The end of the world is a soothing dream, something to be embraced in ELDO’s creed, if this offering is anything to go by. Iris prominent perfumes can display a certain alien hauteur – vegetal, rooty, flinty, not offering the easy recognition of a floral or a citrus note. One feels one is meant to display an intellectual appreciation rather than the instinctual and emotional response usually triggered by scent.
The iris in La Fin du Monde smells like how one would imagine pale pink milk to taste – smooth, sweetened delicately, comforting but with an undertow that evades complete identification. It is paired beautifully with the skin musk qualities of ambrette, given a little sympathetic support from carrot seed. There are also gentle woody tones and a hint of something a bit metal-in-the-mouth, but these are minor actors to the central iris-ambrette pairing.

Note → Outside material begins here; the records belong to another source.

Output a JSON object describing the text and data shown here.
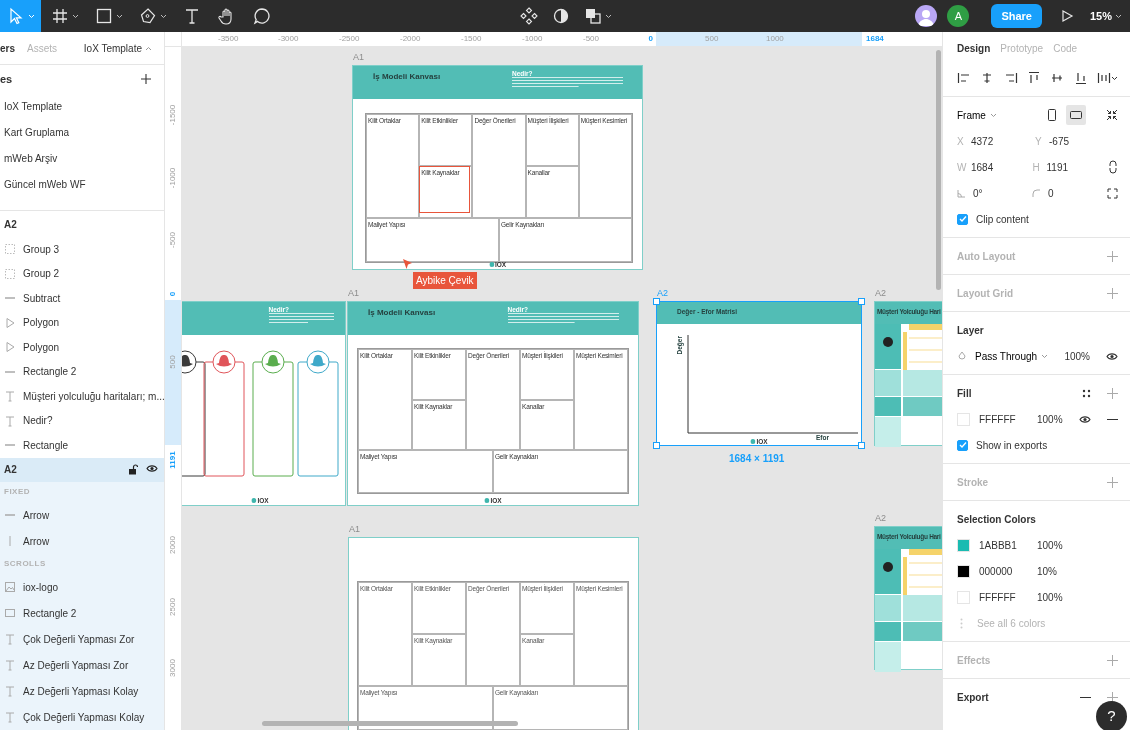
{
  "toolbar": {
    "tools": [
      {
        "kind": "move",
        "selected": true,
        "menu": true
      },
      {
        "kind": "frame",
        "selected": false,
        "menu": true
      },
      {
        "kind": "shape",
        "selected": false,
        "menu": true
      },
      {
        "kind": "pen",
        "selected": false,
        "menu": true
      },
      {
        "kind": "text",
        "selected": false,
        "menu": false
      },
      {
        "kind": "hand",
        "selected": false,
        "menu": false
      },
      {
        "kind": "comment",
        "selected": false,
        "menu": false
      }
    ],
    "center_tools": [
      {
        "kind": "component",
        "menu": false
      },
      {
        "kind": "mask",
        "menu": false
      },
      {
        "kind": "boolean",
        "menu": true
      }
    ],
    "avatars": [
      {
        "kind": "photo",
        "color": "#b9a7f5"
      },
      {
        "kind": "initial",
        "initial": "A",
        "color": "#2f9e44"
      }
    ],
    "share": "Share",
    "zoom": "15%"
  },
  "left_panel": {
    "tabs": [
      {
        "label": "ers",
        "selected": true
      },
      {
        "label": "Assets",
        "selected": false
      }
    ],
    "file": "IoX Template",
    "pages_title": "es",
    "pages": [
      "IoX Template",
      "Kart Gruplama",
      "mWeb Arşiv",
      "Güncel mWeb WF"
    ],
    "layers_title": "A2",
    "layers": [
      {
        "name": "Group 3",
        "kind": "group"
      },
      {
        "name": "Group 2",
        "kind": "group"
      },
      {
        "name": "Subtract",
        "kind": "line"
      },
      {
        "name": "Polygon",
        "kind": "polygon"
      },
      {
        "name": "Polygon",
        "kind": "polygon"
      },
      {
        "name": "Rectangle 2",
        "kind": "line"
      },
      {
        "name": "Müşteri yolculuğu haritaları; m...",
        "kind": "text"
      },
      {
        "name": "Nedir?",
        "kind": "text"
      },
      {
        "name": "Rectangle",
        "kind": "line"
      }
    ],
    "selected_layer": {
      "name": "A2"
    },
    "sections": [
      {
        "title": "FIXED",
        "layers": [
          {
            "name": "Arrow",
            "kind": "line"
          },
          {
            "name": "Arrow",
            "kind": "vline"
          }
        ]
      },
      {
        "title": "SCROLLS",
        "layers": [
          {
            "name": "iox-logo",
            "kind": "image"
          },
          {
            "name": "Rectangle 2",
            "kind": "rect"
          },
          {
            "name": "Çok Değerli Yapması Zor",
            "kind": "text"
          },
          {
            "name": "Az Değerli Yapması Zor",
            "kind": "text"
          },
          {
            "name": "Az Değerli Yapması Kolay",
            "kind": "text"
          },
          {
            "name": "Çok Değerli Yapması Kolay",
            "kind": "text"
          }
        ]
      }
    ]
  },
  "rulers": {
    "x": [
      {
        "label": "-3500",
        "highlight": false
      },
      {
        "label": "-3000",
        "highlight": false
      },
      {
        "label": "-2500",
        "highlight": false
      },
      {
        "label": "-2000",
        "highlight": false
      },
      {
        "label": "-1500",
        "highlight": false
      },
      {
        "label": "-1000",
        "highlight": false
      },
      {
        "label": "-500",
        "highlight": false
      },
      {
        "label": "0",
        "highlight": true
      },
      {
        "label": "500",
        "highlight": false
      },
      {
        "label": "1000",
        "highlight": false
      },
      {
        "label": "1684",
        "highlight": true
      }
    ],
    "y": [
      {
        "label": "-1500",
        "highlight": false
      },
      {
        "label": "-1000",
        "highlight": false
      },
      {
        "label": "-500",
        "highlight": false
      },
      {
        "label": "0",
        "highlight": true
      },
      {
        "label": "500",
        "highlight": false
      },
      {
        "label": "1191",
        "highlight": true
      },
      {
        "label": "2000",
        "highlight": false
      },
      {
        "label": "2500",
        "highlight": false
      },
      {
        "label": "3000",
        "highlight": false
      }
    ]
  },
  "canvas": {
    "frames": [
      {
        "label": "A1",
        "kind": "bmc",
        "selected": false,
        "header": true,
        "title": "İş Modeli Kanvası",
        "note": "Nedir?",
        "cells": [
          "Kilit Ortaklar",
          "Kilit Etkinlikler",
          "Değer Önerileri",
          "Müşteri İlişkileri",
          "Müşteri Kesimleri",
          "Kilit Kaynaklar",
          "Kanallar",
          "Maliyet Yapısı",
          "Gelir Kaynakları"
        ],
        "logo": "IOX"
      },
      {
        "kind": "hats",
        "selected": false,
        "note": "Nedir?",
        "hats": [
          {
            "color": "#3a3a3a"
          },
          {
            "color": "#e0555a"
          },
          {
            "color": "#5aad4e"
          },
          {
            "color": "#3fa9c9"
          }
        ],
        "logo": "IOX"
      },
      {
        "label": "A1",
        "kind": "bmc",
        "selected": false,
        "header": true,
        "title": "İş Modeli Kanvası",
        "note": "Nedir?",
        "cells": [
          "Kilit Ortaklar",
          "Kilit Etkinlikler",
          "Değer Önerileri",
          "Müşteri İlişkileri",
          "Müşteri Kesimleri",
          "Kilit Kaynaklar",
          "Kanallar",
          "Maliyet Yapısı",
          "Gelir Kaynakları"
        ],
        "logo": "IOX"
      },
      {
        "label": "A2",
        "kind": "matrix",
        "selected": true,
        "title": "Değer - Efor Matrisi",
        "y_axis": "Değer",
        "x_axis": "Efor",
        "logo": "IOX"
      },
      {
        "label": "A2",
        "kind": "journey",
        "selected": false,
        "title": "Müşteri Yolculuğu Hari"
      },
      {
        "label": "A2",
        "kind": "journey",
        "selected": false,
        "title": "Müşteri Yolculuğu Hari"
      },
      {
        "label": "A1",
        "kind": "bmc",
        "selected": false,
        "header": false,
        "cells": [
          "Kilit Ortaklar",
          "Kilit Etkinlikler",
          "Değer Önerileri",
          "Müşteri İlişkileri",
          "Müşteri Kesimleri",
          "Kilit Kaynaklar",
          "Kanallar",
          "Maliyet Yapısı",
          "Gelir Kaynakları"
        ]
      }
    ],
    "cursor": {
      "name": "Aybike Çevik"
    },
    "selection_size": "1684 × 1191"
  },
  "design_panel": {
    "tabs": [
      {
        "label": "Design",
        "selected": true
      },
      {
        "label": "Prototype",
        "selected": false
      },
      {
        "label": "Code",
        "selected": false
      }
    ],
    "frame_label": "Frame",
    "orientations": [
      {
        "kind": "portrait",
        "selected": false
      },
      {
        "kind": "landscape",
        "selected": true
      }
    ],
    "position": [
      {
        "label": "X",
        "value": "4372"
      },
      {
        "label": "Y",
        "value": "-675"
      }
    ],
    "size": [
      {
        "label": "W",
        "value": "1684"
      },
      {
        "label": "H",
        "value": "1191"
      }
    ],
    "rotation": "0°",
    "radius": "0",
    "clip_content": {
      "label": "Clip content",
      "checked": true
    },
    "auto_layout": {
      "title": "Auto Layout",
      "active": false
    },
    "layout_grid": {
      "title": "Layout Grid",
      "active": false
    },
    "layer": {
      "title": "Layer",
      "active": true,
      "blend": "Pass Through",
      "opacity": "100%"
    },
    "fill": {
      "title": "Fill",
      "active": true,
      "color": "#ffffff",
      "hex": "FFFFFF",
      "opacity": "100%",
      "show_in_exports": {
        "label": "Show in exports",
        "checked": true
      }
    },
    "stroke": {
      "title": "Stroke",
      "active": false
    },
    "selection_colors": {
      "title": "Selection Colors",
      "active": true,
      "colors": [
        {
          "hex": "1ABBB1",
          "opacity": "100%",
          "color": "#1abbb1"
        },
        {
          "hex": "000000",
          "opacity": "10%",
          "color": "#000000"
        },
        {
          "hex": "FFFFFF",
          "opacity": "100%",
          "color": "#ffffff"
        }
      ],
      "more": "See all 6 colors"
    },
    "effects": {
      "title": "Effects",
      "active": false
    },
    "export": {
      "title": "Export",
      "active": true
    }
  },
  "help": "?"
}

Safe, and giving the appearance of simplicity, but also deeply reassuring and rewarding, a trusted friend in perfume form.
Cute opening, velvety and slightly soapy with dusty iris notes (powdery, but not creamy nor rooty), well balanced on a spicy-incense accord of pepper and soft woods, with a silky breeze of amber and resins, vanillin, tonka, perhaps some honey notes or something equally halfway floral and resinous, sligthly roasted too (I guess it's that "popcorn" note). I don't know how gunpowder smells, I always guessed that it should smell like sulphur, and I don't get much of it here. On the base, the amber-woody accord is provided by a load of Iso E which also determines quite a "pencil sharpener" feel. Pleasant, effortlessly elegant, inoffensive, on the drydown it settles on a silky ambery-woody-iris concoction. A playful and a bit uninspired toy aping Dior Homme to many extents, just drier, a bit more woody, with a more "impalpable" feel. Frankly dull, but one of the nicest among Etat Libre range (and that says it all).
Genre: Woody Oriental
Apparently the world ends just in time for dessert. Never mind L’Etat Libre d’Orange’s characteristically loopy advertising copy; the most transgressive element at play here is a short-lived burnt popcorn top note. Otherwise, this is a downy soft gourmand woody oriental with a powdery vanilla, amber, and iris drydown. Yes, there are a couple of oddball detours on the way: some charred woods and a bitter, inky note (the “gunpowder?”), but there’s nothing terribly shocking on display, and certainly nothing that qualifies as apocalyptic. There’s more novelty in this house’s earlier gourmand Like This, more quality in their Fat Electrician, and more fun to be had with their Rossy de Palma. This one’s just a snooze.
I was really looking forward to trying this fragrance but it was left unpurchased in the end.
Why do I enjoy wearing DH and DHI but was slightly put off here?
It can only be the Iris Absolute that has been used -- it dominates the whole fragrance and the other notes seem just 'bit players'. I actually find it less 'fun' than the 2 Diors.
If you are an Iris fan, you will absolutely love this as it is a fine well made fragrance.
The name is purely ironic, there is no hint of Armageddon here. An innovative combination of (mainly) iris and - who wudda thunk it- popcorn. The gunpowder note adds a subtle smokiness. The popcorn is unbuttered and only slightly-sweetened; I wouldn't call this a gourmand. As usual with this house there is a definite artificiality or synthetic quality, suggestive of fairly strict cost-control measures. No-one will suspect they have splashed out for finest Florentine iris. That said, it is a pleasant wear and lasts all day. Whether you like it or not I think depends a lot on your attitude to smelling like popcorn. That does have positive associations for most people; no-one goes to the cinema for a bad time (admittedly I have seen many poor movies but I tend to nod off during those anyway and everyone loves a nap). Unisex.